── The data ──
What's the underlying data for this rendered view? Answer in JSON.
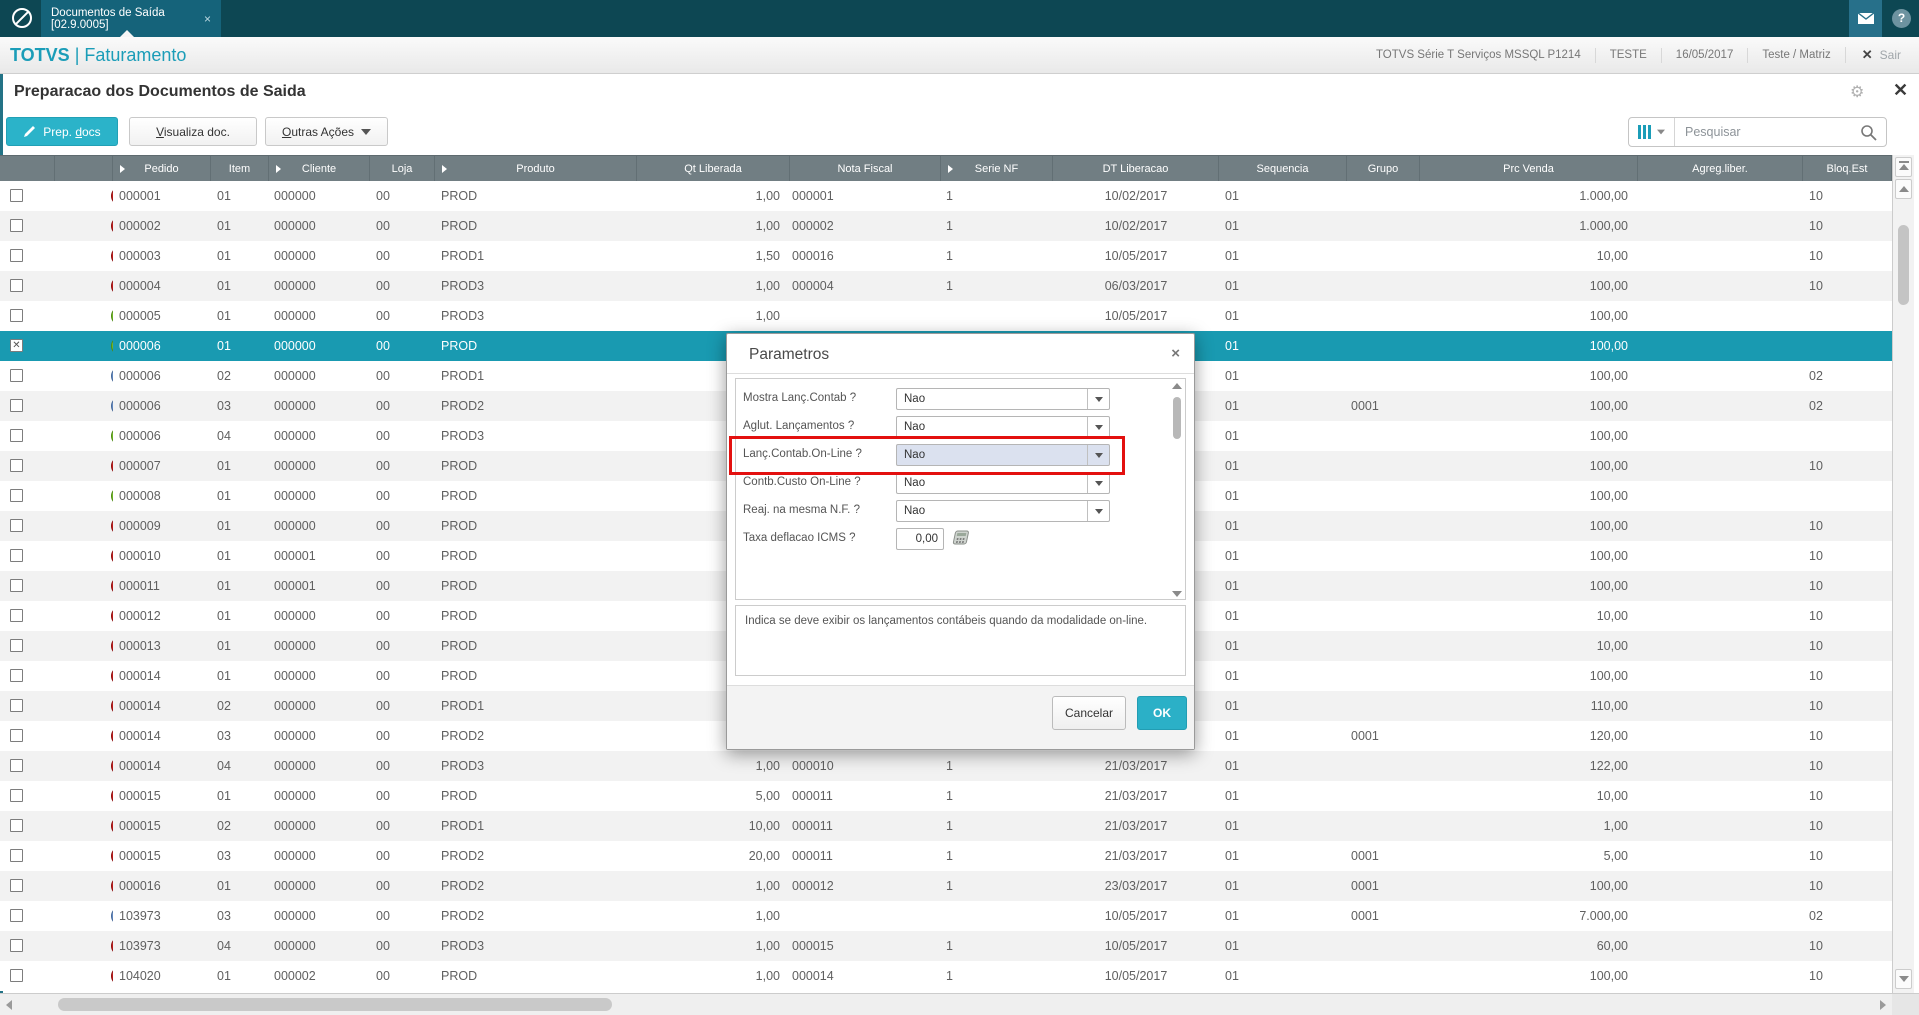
{
  "chrome": {
    "tab_title": "Documentos de Saída [02.9.0005]",
    "tab_close": "×",
    "brand_app": "TOTVS",
    "brand_sep": " | ",
    "brand_module": "Faturamento",
    "env_items": [
      "TOTVS Série T Serviços MSSQL P1214",
      "TESTE",
      "16/05/2017",
      "Teste / Matriz"
    ],
    "logout_x": "✕",
    "logout_label": "Sair",
    "help_glyph": "?",
    "gear_glyph": "⚙",
    "page_close": "✕",
    "page_title": "Preparacao dos Documentos de Saida"
  },
  "toolbar": {
    "prep_pre": "Prep. ",
    "prep_u": "d",
    "prep_post": "ocs",
    "vis_u": "V",
    "vis_post": "isualiza doc.",
    "out_u": "O",
    "out_post": "utras Ações",
    "search_placeholder": "Pesquisar"
  },
  "table": {
    "headers": [
      "",
      "",
      "Pedido",
      "Item",
      "Cliente",
      "Loja",
      "Produto",
      "Qt Liberada",
      "Nota Fiscal",
      "Serie NF",
      "DT Liberacao",
      "Sequencia",
      "Grupo",
      "Prc Venda",
      "Agreg.liber.",
      "Bloq.Est"
    ],
    "arrow_cols": [
      2,
      4,
      6,
      9
    ],
    "rows": [
      {
        "status": "red",
        "checked": false,
        "selected": false,
        "c": [
          "000001",
          "01",
          "000000",
          "00",
          "PROD",
          "1,00",
          "000001",
          "1",
          "10/02/2017",
          "01",
          "",
          "1.000,00",
          "",
          "10"
        ]
      },
      {
        "status": "red",
        "checked": false,
        "selected": false,
        "c": [
          "000002",
          "01",
          "000000",
          "00",
          "PROD",
          "1,00",
          "000002",
          "1",
          "10/02/2017",
          "01",
          "",
          "1.000,00",
          "",
          "10"
        ]
      },
      {
        "status": "red",
        "checked": false,
        "selected": false,
        "c": [
          "000003",
          "01",
          "000000",
          "00",
          "PROD1",
          "1,50",
          "000016",
          "1",
          "10/05/2017",
          "01",
          "",
          "10,00",
          "",
          "10"
        ]
      },
      {
        "status": "red",
        "checked": false,
        "selected": false,
        "c": [
          "000004",
          "01",
          "000000",
          "00",
          "PROD3",
          "1,00",
          "000004",
          "1",
          "06/03/2017",
          "01",
          "",
          "100,00",
          "",
          "10"
        ]
      },
      {
        "status": "green",
        "checked": false,
        "selected": false,
        "c": [
          "000005",
          "01",
          "000000",
          "00",
          "PROD3",
          "1,00",
          "",
          "",
          "10/05/2017",
          "01",
          "",
          "100,00",
          "",
          ""
        ]
      },
      {
        "status": "green",
        "checked": true,
        "selected": true,
        "c": [
          "000006",
          "01",
          "000000",
          "00",
          "PROD",
          "",
          "",
          "",
          "",
          "01",
          "",
          "100,00",
          "",
          ""
        ]
      },
      {
        "status": "blue",
        "checked": false,
        "selected": false,
        "c": [
          "000006",
          "02",
          "000000",
          "00",
          "PROD1",
          "",
          "",
          "",
          "",
          "01",
          "",
          "100,00",
          "",
          "02"
        ]
      },
      {
        "status": "blue",
        "checked": false,
        "selected": false,
        "c": [
          "000006",
          "03",
          "000000",
          "00",
          "PROD2",
          "",
          "",
          "",
          "",
          "01",
          "0001",
          "100,00",
          "",
          "02"
        ]
      },
      {
        "status": "green",
        "checked": false,
        "selected": false,
        "c": [
          "000006",
          "04",
          "000000",
          "00",
          "PROD3",
          "",
          "",
          "",
          "",
          "01",
          "",
          "100,00",
          "",
          ""
        ]
      },
      {
        "status": "red",
        "checked": false,
        "selected": false,
        "c": [
          "000007",
          "01",
          "000000",
          "00",
          "PROD",
          "",
          "",
          "",
          "",
          "01",
          "",
          "100,00",
          "",
          "10"
        ]
      },
      {
        "status": "green",
        "checked": false,
        "selected": false,
        "c": [
          "000008",
          "01",
          "000000",
          "00",
          "PROD",
          "",
          "",
          "",
          "",
          "01",
          "",
          "100,00",
          "",
          ""
        ]
      },
      {
        "status": "red",
        "checked": false,
        "selected": false,
        "c": [
          "000009",
          "01",
          "000000",
          "00",
          "PROD",
          "",
          "",
          "",
          "",
          "01",
          "",
          "100,00",
          "",
          "10"
        ]
      },
      {
        "status": "red",
        "checked": false,
        "selected": false,
        "c": [
          "000010",
          "01",
          "000001",
          "00",
          "PROD",
          "",
          "",
          "",
          "",
          "01",
          "",
          "100,00",
          "",
          "10"
        ]
      },
      {
        "status": "red",
        "checked": false,
        "selected": false,
        "c": [
          "000011",
          "01",
          "000001",
          "00",
          "PROD",
          "",
          "",
          "",
          "",
          "01",
          "",
          "100,00",
          "",
          "10"
        ]
      },
      {
        "status": "red",
        "checked": false,
        "selected": false,
        "c": [
          "000012",
          "01",
          "000000",
          "00",
          "PROD",
          "",
          "",
          "",
          "",
          "01",
          "",
          "10,00",
          "",
          "10"
        ]
      },
      {
        "status": "red",
        "checked": false,
        "selected": false,
        "c": [
          "000013",
          "01",
          "000000",
          "00",
          "PROD",
          "",
          "",
          "",
          "",
          "01",
          "",
          "10,00",
          "",
          "10"
        ]
      },
      {
        "status": "red",
        "checked": false,
        "selected": false,
        "c": [
          "000014",
          "01",
          "000000",
          "00",
          "PROD",
          "",
          "",
          "",
          "",
          "01",
          "",
          "100,00",
          "",
          "10"
        ]
      },
      {
        "status": "red",
        "checked": false,
        "selected": false,
        "c": [
          "000014",
          "02",
          "000000",
          "00",
          "PROD1",
          "",
          "",
          "",
          "",
          "01",
          "",
          "110,00",
          "",
          "10"
        ]
      },
      {
        "status": "red",
        "checked": false,
        "selected": false,
        "c": [
          "000014",
          "03",
          "000000",
          "00",
          "PROD2",
          "",
          "",
          "",
          "",
          "01",
          "0001",
          "120,00",
          "",
          "10"
        ]
      },
      {
        "status": "red",
        "checked": false,
        "selected": false,
        "c": [
          "000014",
          "04",
          "000000",
          "00",
          "PROD3",
          "1,00",
          "000010",
          "1",
          "21/03/2017",
          "01",
          "",
          "122,00",
          "",
          "10"
        ]
      },
      {
        "status": "red",
        "checked": false,
        "selected": false,
        "c": [
          "000015",
          "01",
          "000000",
          "00",
          "PROD",
          "5,00",
          "000011",
          "1",
          "21/03/2017",
          "01",
          "",
          "10,00",
          "",
          "10"
        ]
      },
      {
        "status": "red",
        "checked": false,
        "selected": false,
        "c": [
          "000015",
          "02",
          "000000",
          "00",
          "PROD1",
          "10,00",
          "000011",
          "1",
          "21/03/2017",
          "01",
          "",
          "1,00",
          "",
          "10"
        ]
      },
      {
        "status": "red",
        "checked": false,
        "selected": false,
        "c": [
          "000015",
          "03",
          "000000",
          "00",
          "PROD2",
          "20,00",
          "000011",
          "1",
          "21/03/2017",
          "01",
          "0001",
          "5,00",
          "",
          "10"
        ]
      },
      {
        "status": "red",
        "checked": false,
        "selected": false,
        "c": [
          "000016",
          "01",
          "000000",
          "00",
          "PROD2",
          "1,00",
          "000012",
          "1",
          "23/03/2017",
          "01",
          "0001",
          "100,00",
          "",
          "10"
        ]
      },
      {
        "status": "blue",
        "checked": false,
        "selected": false,
        "c": [
          "103973",
          "03",
          "000000",
          "00",
          "PROD2",
          "1,00",
          "",
          "",
          "10/05/2017",
          "01",
          "0001",
          "7.000,00",
          "",
          "02"
        ]
      },
      {
        "status": "red",
        "checked": false,
        "selected": false,
        "c": [
          "103973",
          "04",
          "000000",
          "00",
          "PROD3",
          "1,00",
          "000015",
          "1",
          "10/05/2017",
          "01",
          "",
          "60,00",
          "",
          "10"
        ]
      },
      {
        "status": "red",
        "checked": false,
        "selected": false,
        "c": [
          "104020",
          "01",
          "000002",
          "00",
          "PROD",
          "1,00",
          "000014",
          "1",
          "10/05/2017",
          "01",
          "",
          "100,00",
          "",
          "10"
        ]
      }
    ]
  },
  "modal": {
    "title": "Parametros",
    "close": "×",
    "fields": [
      {
        "label": "Mostra Lanç.Contab ?",
        "value": "Nao",
        "type": "combo",
        "highlighted": false
      },
      {
        "label": "Aglut. Lançamentos ?",
        "value": "Nao",
        "type": "combo",
        "highlighted": false
      },
      {
        "label": "Lanç.Contab.On-Line ?",
        "value": "Nao",
        "type": "combo",
        "highlighted": true
      },
      {
        "label": "Contb.Custo On-Line ?",
        "value": "Nao",
        "type": "combo",
        "highlighted": false
      },
      {
        "label": "Reaj. na mesma N.F. ?",
        "value": "Nao",
        "type": "combo",
        "highlighted": false
      },
      {
        "label": "Taxa deflacao ICMS ?",
        "value": "0,00",
        "type": "input",
        "highlighted": false
      }
    ],
    "help_text": "Indica se deve exibir os lançamentos contábeis quando da modalidade on-line.",
    "cancel_label": "Cancelar",
    "ok_label": "OK",
    "annotation_color": "#e3100f"
  }
}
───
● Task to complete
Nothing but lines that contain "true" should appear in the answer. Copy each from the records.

● Solution to this task
        "checked": true,
        "selected": true,
        "highlighted": true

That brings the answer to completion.